▶ [Problem description]:
Go through the data below and copy each line that includes "Revenge".

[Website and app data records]
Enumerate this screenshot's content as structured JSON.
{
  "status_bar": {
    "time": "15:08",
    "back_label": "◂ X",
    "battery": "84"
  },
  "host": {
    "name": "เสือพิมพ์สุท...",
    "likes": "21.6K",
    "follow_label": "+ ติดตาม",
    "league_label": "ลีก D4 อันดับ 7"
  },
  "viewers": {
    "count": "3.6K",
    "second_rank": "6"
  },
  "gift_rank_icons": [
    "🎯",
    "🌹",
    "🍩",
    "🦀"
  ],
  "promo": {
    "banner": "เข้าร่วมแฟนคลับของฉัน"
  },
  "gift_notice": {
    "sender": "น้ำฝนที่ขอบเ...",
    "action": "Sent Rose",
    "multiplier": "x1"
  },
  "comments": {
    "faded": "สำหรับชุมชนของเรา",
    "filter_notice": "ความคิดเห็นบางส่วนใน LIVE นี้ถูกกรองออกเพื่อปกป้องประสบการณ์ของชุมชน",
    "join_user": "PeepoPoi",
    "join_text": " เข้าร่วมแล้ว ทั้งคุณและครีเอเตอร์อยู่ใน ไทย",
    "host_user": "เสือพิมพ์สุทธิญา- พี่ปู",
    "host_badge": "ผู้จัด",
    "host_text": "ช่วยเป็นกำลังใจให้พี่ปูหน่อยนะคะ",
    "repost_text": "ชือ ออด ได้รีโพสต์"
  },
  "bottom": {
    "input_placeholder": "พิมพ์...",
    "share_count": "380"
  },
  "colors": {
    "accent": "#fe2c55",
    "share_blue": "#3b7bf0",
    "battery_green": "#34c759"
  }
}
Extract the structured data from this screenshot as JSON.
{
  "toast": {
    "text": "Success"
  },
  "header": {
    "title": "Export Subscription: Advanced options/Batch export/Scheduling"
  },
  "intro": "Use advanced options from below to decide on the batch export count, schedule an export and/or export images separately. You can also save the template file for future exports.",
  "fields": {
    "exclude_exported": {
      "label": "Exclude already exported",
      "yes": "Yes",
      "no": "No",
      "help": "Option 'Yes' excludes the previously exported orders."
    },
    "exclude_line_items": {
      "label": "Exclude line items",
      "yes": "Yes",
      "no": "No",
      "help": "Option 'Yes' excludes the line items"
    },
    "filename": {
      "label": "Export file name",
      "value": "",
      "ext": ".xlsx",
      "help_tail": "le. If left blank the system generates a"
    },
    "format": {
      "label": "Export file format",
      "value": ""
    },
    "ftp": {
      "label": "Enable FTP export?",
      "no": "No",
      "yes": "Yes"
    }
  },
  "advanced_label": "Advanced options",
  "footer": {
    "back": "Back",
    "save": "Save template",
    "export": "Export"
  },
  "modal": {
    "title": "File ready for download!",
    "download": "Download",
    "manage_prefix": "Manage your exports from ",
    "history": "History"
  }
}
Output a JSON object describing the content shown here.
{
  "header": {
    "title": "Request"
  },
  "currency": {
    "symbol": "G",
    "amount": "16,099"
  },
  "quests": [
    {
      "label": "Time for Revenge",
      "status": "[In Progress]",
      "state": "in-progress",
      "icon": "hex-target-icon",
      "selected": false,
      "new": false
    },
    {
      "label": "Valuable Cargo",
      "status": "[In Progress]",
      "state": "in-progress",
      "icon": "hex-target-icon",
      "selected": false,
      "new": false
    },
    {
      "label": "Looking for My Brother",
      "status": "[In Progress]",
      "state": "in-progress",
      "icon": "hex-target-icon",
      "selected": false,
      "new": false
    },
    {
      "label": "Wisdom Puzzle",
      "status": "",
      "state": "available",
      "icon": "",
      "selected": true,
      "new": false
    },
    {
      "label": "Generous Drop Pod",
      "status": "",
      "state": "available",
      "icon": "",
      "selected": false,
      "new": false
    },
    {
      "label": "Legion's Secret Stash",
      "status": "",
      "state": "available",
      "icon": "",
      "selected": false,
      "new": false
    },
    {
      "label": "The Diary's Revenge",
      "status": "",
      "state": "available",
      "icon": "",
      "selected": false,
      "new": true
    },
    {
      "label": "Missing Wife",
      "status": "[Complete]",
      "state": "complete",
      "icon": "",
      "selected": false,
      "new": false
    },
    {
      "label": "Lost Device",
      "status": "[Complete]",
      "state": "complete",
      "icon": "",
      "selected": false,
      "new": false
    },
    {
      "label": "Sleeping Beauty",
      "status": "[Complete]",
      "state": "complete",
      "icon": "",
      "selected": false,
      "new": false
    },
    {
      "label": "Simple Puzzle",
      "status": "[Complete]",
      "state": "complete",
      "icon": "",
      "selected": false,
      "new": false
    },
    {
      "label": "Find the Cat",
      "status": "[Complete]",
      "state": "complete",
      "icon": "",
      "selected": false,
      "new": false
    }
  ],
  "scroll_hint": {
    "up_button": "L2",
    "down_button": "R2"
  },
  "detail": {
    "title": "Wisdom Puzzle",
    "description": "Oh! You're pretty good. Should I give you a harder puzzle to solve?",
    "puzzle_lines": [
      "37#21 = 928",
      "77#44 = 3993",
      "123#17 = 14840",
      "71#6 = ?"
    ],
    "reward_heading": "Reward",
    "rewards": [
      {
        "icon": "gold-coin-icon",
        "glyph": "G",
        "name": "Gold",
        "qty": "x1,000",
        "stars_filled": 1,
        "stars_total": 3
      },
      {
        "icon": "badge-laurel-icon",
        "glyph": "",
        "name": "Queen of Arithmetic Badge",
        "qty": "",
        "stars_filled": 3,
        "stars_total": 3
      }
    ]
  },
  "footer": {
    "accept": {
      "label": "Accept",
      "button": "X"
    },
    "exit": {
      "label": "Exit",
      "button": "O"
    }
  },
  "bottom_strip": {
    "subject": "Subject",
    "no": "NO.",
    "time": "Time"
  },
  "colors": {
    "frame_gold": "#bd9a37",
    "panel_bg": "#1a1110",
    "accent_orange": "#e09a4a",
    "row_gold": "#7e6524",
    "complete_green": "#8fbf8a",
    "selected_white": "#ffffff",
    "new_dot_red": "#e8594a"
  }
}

▶ [Expected output]:
      "label": "Time for Revenge",
      "label": "The Diary's Revenge",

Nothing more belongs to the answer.